Give the following records again in full and without alteration.
====================
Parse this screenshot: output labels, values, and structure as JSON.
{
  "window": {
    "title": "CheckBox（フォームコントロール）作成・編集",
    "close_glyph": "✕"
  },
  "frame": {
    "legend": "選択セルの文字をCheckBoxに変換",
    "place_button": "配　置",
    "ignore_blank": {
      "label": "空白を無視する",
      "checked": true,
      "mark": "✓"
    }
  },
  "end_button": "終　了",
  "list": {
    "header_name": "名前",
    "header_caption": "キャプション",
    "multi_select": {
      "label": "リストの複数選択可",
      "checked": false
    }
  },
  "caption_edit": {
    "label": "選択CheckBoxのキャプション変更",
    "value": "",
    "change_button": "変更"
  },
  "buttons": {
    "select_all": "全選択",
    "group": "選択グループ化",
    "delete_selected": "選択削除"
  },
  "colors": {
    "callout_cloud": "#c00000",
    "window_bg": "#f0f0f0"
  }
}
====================
*Answer:*
Parse this screenshot: output labels, values, and structure as JSON.
{
  "window": {
    "title": "CheckBox（フォームコントロール）作成・編集",
    "close_glyph": "✕"
  },
  "frame": {
    "legend": "選択セルの文字をCheckBoxに変換",
    "place_button": "配　置",
    "ignore_blank": {
      "label": "空白を無視する",
      "checked": true,
      "mark": "✓"
    }
  },
  "end_button": "終　了",
  "list": {
    "header_name": "名前",
    "header_caption": "キャプション",
    "multi_select": {
      "label": "リストの複数選択可",
      "checked": false
    }
  },
  "caption_edit": {
    "label": "選択CheckBoxのキャプション変更",
    "value": "",
    "change_button": "変更"
  },
  "buttons": {
    "select_all": "全選択",
    "group": "選択グループ化",
    "delete_selected": "選択削除"
  },
  "colors": {
    "callout_cloud": "#c00000",
    "window_bg": "#f0f0f0"
  }
}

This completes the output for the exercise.